PS929-7-SP: METHODS IN COGNITIVE NEUROSCIENCE
Essex credit: 15
ECTS credit: 7.5
Available to year(s) of study:
Available to Study Abroad / Exchange Students: Yes
|Module is taught during the following terms
The aim of this course is for the student is to be familiar with most of the present-day methods used in Cognitive Neuroscience, e.g. fMRI, PET, EEG, ERPs, TMS, tDCS, eye-tracking, NIRS, genetics, MEG, and to provide practical experience of some of these methodologies, e.g. EEG, ERPs, TMS, tDCS, eye-tracking and NIRS
At the end of this course students will be able to:
understand the main methods employed in the area
have a practical knowledge of those methods currently employed at Essex and
have a deeper knowledge of the field relevant to future careers in Cognitive Neuroscience

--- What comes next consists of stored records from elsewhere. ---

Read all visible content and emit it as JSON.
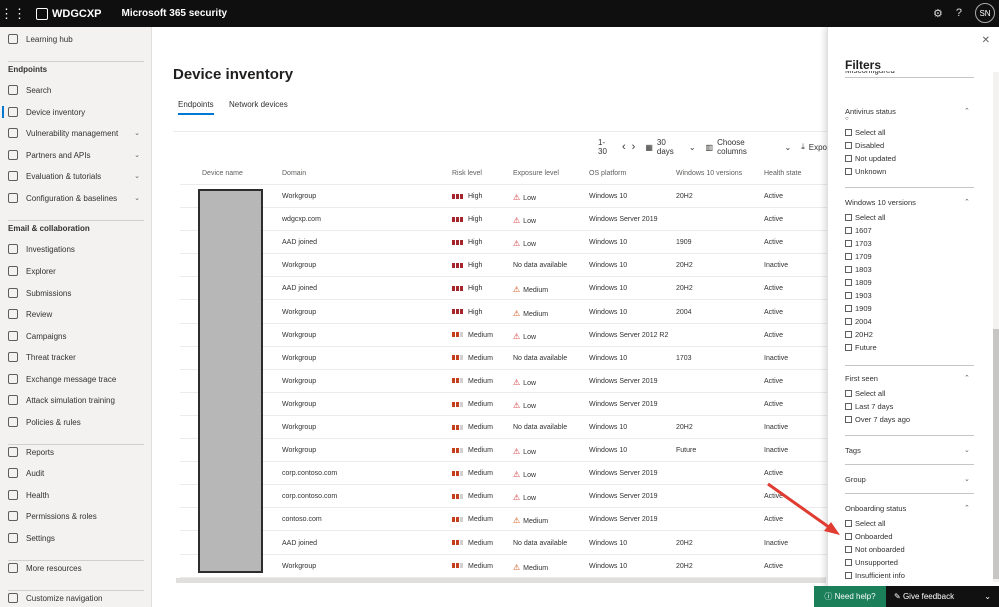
{
  "topbar": {
    "brand": "WDGCXP",
    "app": "Microsoft 365 security",
    "avatar": "SN",
    "icons": [
      "waffle-icon",
      "gear-icon",
      "help-icon"
    ]
  },
  "sidebar": {
    "items": [
      {
        "label": "Learning hub",
        "icon": "learning-hub-icon"
      },
      {
        "label": "Endpoints",
        "section": true
      },
      {
        "label": "Search",
        "icon": "search-icon"
      },
      {
        "label": "Device inventory",
        "icon": "device-inventory-icon",
        "active": true
      },
      {
        "label": "Vulnerability management",
        "icon": "vulnerability-icon",
        "chevron": true
      },
      {
        "label": "Partners and APIs",
        "icon": "partners-icon",
        "chevron": true
      },
      {
        "label": "Evaluation & tutorials",
        "icon": "evaluation-icon",
        "chevron": true
      },
      {
        "label": "Configuration & baselines",
        "icon": "configuration-icon",
        "chevron": true
      },
      {
        "label": "Email & collaboration",
        "section": true
      },
      {
        "label": "Investigations",
        "icon": "investigations-icon"
      },
      {
        "label": "Explorer",
        "icon": "explorer-icon"
      },
      {
        "label": "Submissions",
        "icon": "submissions-icon"
      },
      {
        "label": "Review",
        "icon": "review-icon"
      },
      {
        "label": "Campaigns",
        "icon": "campaigns-icon"
      },
      {
        "label": "Threat tracker",
        "icon": "threat-tracker-icon"
      },
      {
        "label": "Exchange message trace",
        "icon": "exchange-icon"
      },
      {
        "label": "Attack simulation training",
        "icon": "attack-sim-icon"
      },
      {
        "label": "Policies & rules",
        "icon": "policies-icon"
      },
      {
        "label": "Reports",
        "icon": "reports-icon"
      },
      {
        "label": "Audit",
        "icon": "audit-icon"
      },
      {
        "label": "Health",
        "icon": "health-icon"
      },
      {
        "label": "Permissions & roles",
        "icon": "permissions-icon"
      },
      {
        "label": "Settings",
        "icon": "settings-icon"
      },
      {
        "label": "More resources",
        "icon": "more-resources-icon"
      },
      {
        "label": "Customize navigation",
        "icon": "customize-icon"
      }
    ]
  },
  "main": {
    "title": "Device inventory",
    "tabs": [
      "Endpoints",
      "Network devices"
    ],
    "toolbar": {
      "range": "1-30",
      "days": "30 days",
      "choose_columns": "Choose columns",
      "export": "Expo"
    },
    "columns": [
      "Device name",
      "Domain",
      "Risk level",
      "Exposure level",
      "OS platform",
      "Windows 10 versions",
      "Health state"
    ],
    "rows": [
      {
        "domain": "Workgroup",
        "risk": "High",
        "exposure": "Low",
        "os": "Windows 10",
        "ver": "20H2",
        "health": "Active"
      },
      {
        "domain": "wdgcxp.com",
        "risk": "High",
        "exposure": "Low",
        "os": "Windows Server 2019",
        "ver": "",
        "health": "Active"
      },
      {
        "domain": "AAD joined",
        "risk": "High",
        "exposure": "Low",
        "os": "Windows 10",
        "ver": "1909",
        "health": "Active"
      },
      {
        "domain": "Workgroup",
        "risk": "High",
        "exposure": "No data available",
        "os": "Windows 10",
        "ver": "20H2",
        "health": "Inactive"
      },
      {
        "domain": "AAD joined",
        "risk": "High",
        "exposure": "Medium",
        "os": "Windows 10",
        "ver": "20H2",
        "health": "Active"
      },
      {
        "domain": "Workgroup",
        "risk": "High",
        "exposure": "Medium",
        "os": "Windows 10",
        "ver": "2004",
        "health": "Active"
      },
      {
        "domain": "Workgroup",
        "risk": "Medium",
        "exposure": "Low",
        "os": "Windows Server 2012 R2",
        "ver": "",
        "health": "Active"
      },
      {
        "domain": "Workgroup",
        "risk": "Medium",
        "exposure": "No data available",
        "os": "Windows 10",
        "ver": "1703",
        "health": "Inactive"
      },
      {
        "domain": "Workgroup",
        "risk": "Medium",
        "exposure": "Low",
        "os": "Windows Server 2019",
        "ver": "",
        "health": "Active"
      },
      {
        "domain": "Workgroup",
        "risk": "Medium",
        "exposure": "Low",
        "os": "Windows Server 2019",
        "ver": "",
        "health": "Active"
      },
      {
        "domain": "Workgroup",
        "risk": "Medium",
        "exposure": "No data available",
        "os": "Windows 10",
        "ver": "20H2",
        "health": "Inactive"
      },
      {
        "domain": "Workgroup",
        "risk": "Medium",
        "exposure": "Low",
        "os": "Windows 10",
        "ver": "Future",
        "health": "Inactive"
      },
      {
        "domain": "corp.contoso.com",
        "risk": "Medium",
        "exposure": "Low",
        "os": "Windows Server 2019",
        "ver": "",
        "health": "Active"
      },
      {
        "domain": "corp.contoso.com",
        "risk": "Medium",
        "exposure": "Low",
        "os": "Windows Server 2019",
        "ver": "",
        "health": "Active"
      },
      {
        "domain": "contoso.com",
        "risk": "Medium",
        "exposure": "Medium",
        "os": "Windows Server 2019",
        "ver": "",
        "health": "Active"
      },
      {
        "domain": "AAD joined",
        "risk": "Medium",
        "exposure": "No data available",
        "os": "Windows 10",
        "ver": "20H2",
        "health": "Inactive"
      },
      {
        "domain": "Workgroup",
        "risk": "Medium",
        "exposure": "Medium",
        "os": "Windows 10",
        "ver": "20H2",
        "health": "Active"
      }
    ]
  },
  "filters": {
    "title": "Filters",
    "partial_top": "Misconfigured",
    "groups": [
      {
        "name": "Antivirus status",
        "expanded": true,
        "options": [
          "Select all",
          "Disabled",
          "Not updated",
          "Unknown"
        ]
      },
      {
        "name": "Windows 10 versions",
        "expanded": true,
        "options": [
          "Select all",
          "1607",
          "1703",
          "1709",
          "1803",
          "1809",
          "1903",
          "1909",
          "2004",
          "20H2",
          "Future"
        ]
      },
      {
        "name": "First seen",
        "expanded": true,
        "options": [
          "Select all",
          "Last 7 days",
          "Over 7 days ago"
        ]
      },
      {
        "name": "Tags",
        "expanded": false,
        "options": []
      },
      {
        "name": "Group",
        "expanded": false,
        "options": []
      },
      {
        "name": "Onboarding status",
        "expanded": true,
        "options": [
          "Select all",
          "Onboarded",
          "Not onboarded",
          "Unsupported",
          "Insufficient info"
        ]
      }
    ]
  },
  "footer": {
    "help": "Need help?",
    "feedback": "Give feedback"
  },
  "colors": {
    "accent": "#0078d4",
    "risk_high": "#a4262c",
    "risk_medium": "#c43e1c",
    "arrow": "#e03c31",
    "help_bg": "#1b7f5a"
  }
}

Learning & Teaching Methods
Lecture 1: Introduction to Cognitive Neuroscience Methods
This lecture will begin by introducing the rise of Cognitive Neuroscience over the past two decades, exploring also its roots in psychophysiology. The introduction of the new technologies that facilitates this rise will be explained and the methods themselves will be introduced. In order to help students with coursework preparation (oral presentation) a 'journal club' - style presentation and question and answer session will be held.
Lecture 2: Brain Imaging and Mapping
In this lecture, students will be introduced to two of the main methods for imaging brain functions, namely PET and fMRI. The underlying neuroscience will be explained and examples will be shown. In addition, an appraisal of some of the assumptions and problems associated with fMRI will be given
Lecture 3: The Dynamics of Eye-Tracking
Students will be familiarised with the techniques and applications of eye-tracking and the associated literature. A hands-on, practical demonstration of eye-movement measures will occur.
Lecture 4: EEG Basics and the Event-Related Potential
This lecture will give a brief history of the EEG and describe the basic principles involved. The advantages of this method, in terms of the temporal scale will be emphasised and event-related potentials (ERPs) will be described and assessed. A practical session involving the recording of ERPs will take place.
Lecture 5: Investigating Oscillatory Activity in the Brain
This lecture will stress the growing literature regarding the importance of cortical oscillations in perception and cognition. Newer methods for analysing the EEG in this respect will be demonstrated and a second EEG practical session will take place.
Lecture 6: Shining a Light on the Brain
In this lecture, students will be introduced to the field of Near-infrared spectroscopy (NIRS), its theoretical underpinnings, applications and limitations. A practical session involving the measurement of blood oxy- and deoxygenated haemoglobin levels using NIRS will take place.
Lecture 7: The basics of Neuromodulation
This lecture will introduce the idea of modulating brain activity using various techniques e.g. pharmaceutically, TMS, tDCS. A practical session involving TMS will occur.
Lecture 8: Advanced Neuromodulation
Repetitive TMS (rTMS) is becoming investigated more widely in terms of its potential clinical applications. This lecture will examine and discuss this area and the postulated underlying mechanisms involved. Additionally, advanced uses of TMS & rTMS in cognitive and perceptual paradigms will be described.
Lecture 9: The Best of the Rest
This lecture will familiarise the students with several other (less brain-centred) methodologies employed in psychophysiology & Cognitive neuroscience, for instance, genetics, EMG, EOG, hormonal measures and manipulations. Future directions in Neuroscience, such as those using multi-modal measures (e.g. EEG + fMRI, TMS + NIRS, TMS + EEG etc) will also be discussed
Lecture 10: Journal Club Oral Presentations
This session will take the form of individual oral presentations by the students, followed by question and answer sessions. Presentations will be in a journal club-style and will be based on an article in a relevant subject chosen by the student.
100 per cent Coursework Mark
2000 word essay 50% and oral presentation 50%
Exam Duration and Period
updated 26/8/10 HG/les
- Cacioppo, Tassinary and Berntson (2007). Handbook of Psychophysiology. Cambridge University Press.
Andreassi, JL (2007). Psychophysiology : human behavior and physiological response. Lawrence Erlbaum.